But, in front of Portrait of Andries Stilte II, they find a place. They leave the painting walking taller, like maybe they have crowns on their heads. Wiley has recognized royalty in them. And Wiley loosens their tongues for the rest of the tour. After all, when a royal speaks, people listen.

 

 

Students on the Edges

I’ve taught students on both sides of the bell curve. In the mid–1990’s the first crack babies starting showing up in middle school classrooms. Hillary showed up in mine. Hillary stared for long minutes at nothing I could see. She was unable to follow the logic of a paragraph or understand even the simplest directions. She vacillated between peering from under heavy eyelids and shaking in wide-eyed agitation if someone walking by brushed her arm.

A decade later, Jed tested into the gifted class I was teaching. Even in that classroom of smart kids, Jed was on the edge.

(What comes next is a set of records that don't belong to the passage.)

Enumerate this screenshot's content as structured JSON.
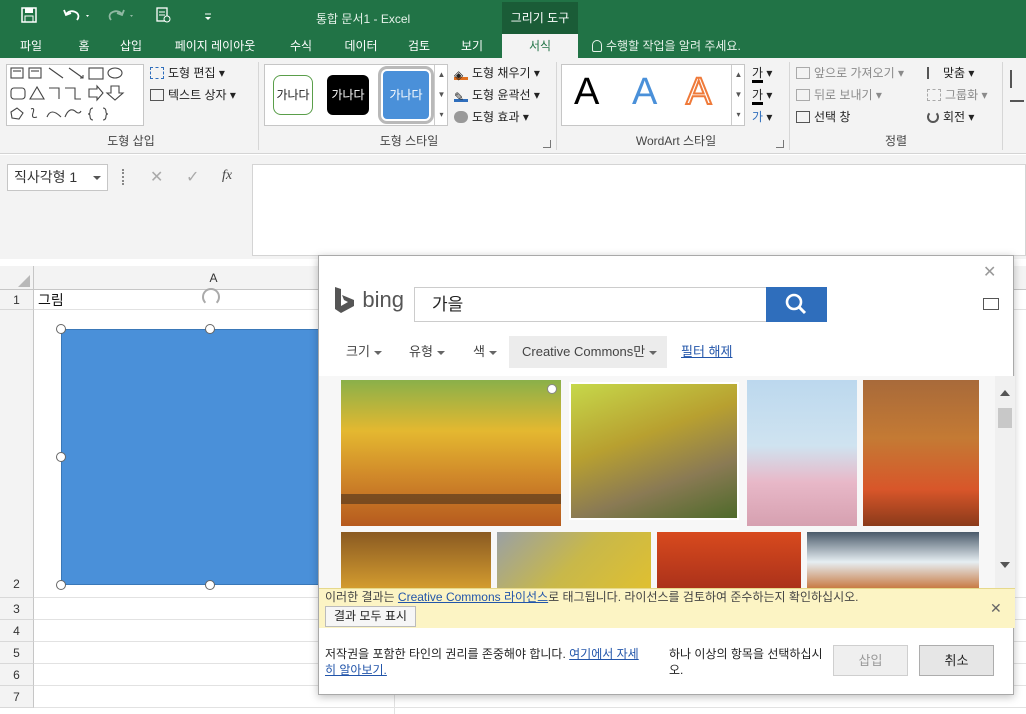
{
  "window": {
    "title": "통합 문서1 - Excel",
    "context_tab": "그리기 도구"
  },
  "tabs": [
    "파일",
    "홈",
    "삽입",
    "페이지 레이아웃",
    "수식",
    "데이터",
    "검토",
    "보기",
    "서식"
  ],
  "active_tab": "서식",
  "tell_me": "수행할 작업을 알려 주세요.",
  "ribbon": {
    "insert_shapes": {
      "label": "도형 삽입",
      "edit_shape": "도형 편집",
      "text_box": "텍스트 상자"
    },
    "shape_styles": {
      "label": "도형 스타일",
      "samples": [
        "가나다",
        "가나다",
        "가나다"
      ],
      "fill": "도형 채우기",
      "outline": "도형 윤곽선",
      "effects": "도형 효과"
    },
    "wordart": {
      "label": "WordArt 스타일",
      "samples": [
        "A",
        "A",
        "A"
      ],
      "text_fill_glyph": "가"
    },
    "arrange": {
      "label": "정렬",
      "bring_forward": "앞으로 가져오기",
      "send_backward": "뒤로 보내기",
      "selection_pane": "선택 창",
      "align": "맞춤",
      "group": "그룹화",
      "rotate": "회전"
    }
  },
  "formula_bar": {
    "name_box": "직사각형 1",
    "fx": "fx"
  },
  "sheet": {
    "column": "A",
    "rows": [
      "1",
      "2",
      "3",
      "4",
      "5",
      "6",
      "7"
    ],
    "a1": "그림"
  },
  "dialog": {
    "brand": "bing",
    "query": "가을",
    "filters": [
      "크기",
      "유형",
      "색"
    ],
    "cc_filter": "Creative Commons만",
    "clear_filter": "필터 해제",
    "notice_prefix": "이러한 결과는 ",
    "notice_link": "Creative Commons 라이선스",
    "notice_suffix": "로 태그됩니다. 라이선스를 검토하여 준수하는지 확인하십시오.",
    "show_all": "결과 모두 표시",
    "copyright_text": "저작권을 포함한 타인의 권리를 존중해야 합니다. ",
    "copyright_link": "여기에서 자세히 알아보기.",
    "select_hint": "하나 이상의 항목을 선택하십시오.",
    "insert": "삽입",
    "cancel": "취소"
  }
}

In math, he jumped three grade levels in a year. When students played the category game SET at lunch, it was Jed against the rest. And Jed could best them. He was an information addict and an artist. He could dissect a poem or a painting, and calculate algebra problems in his head, hard ones. At the end of the day, Jed would leave class along with the other students. But he often came back while I was there working. He’d curl into an ottoman I kept in the corner, his head tucked in and his limbs drawn tight. Sometimes from my desk, I could see him shaking.

It can be lonely on the edges, often harder to find a friend and to be understood. To the kids on the edges, the middle often looks like a happy club, a club to which they haven’t been invited.

Hillary and Jed were two of the most fragile students of my career. I don’t know what has happened with Hillary. Jed came back into town a year ago. I bought him lunch at Bob Evans. He’s living at the bottom of a mountain in Appalachia, along a stream. He paints. He talks to almost no one. And his main worry, he told me, is that he will kill himself.

I’m not sure exactly what, but I’m quite sure I could have done more for Hillary and Jed. I needed more specialized tools and didn’t know how to use all the tools I had.  But mostly, I had never lived so far out on the edges, so alone. I had more company than they did, and I didn’t fully understand the different dimensions of their worlds.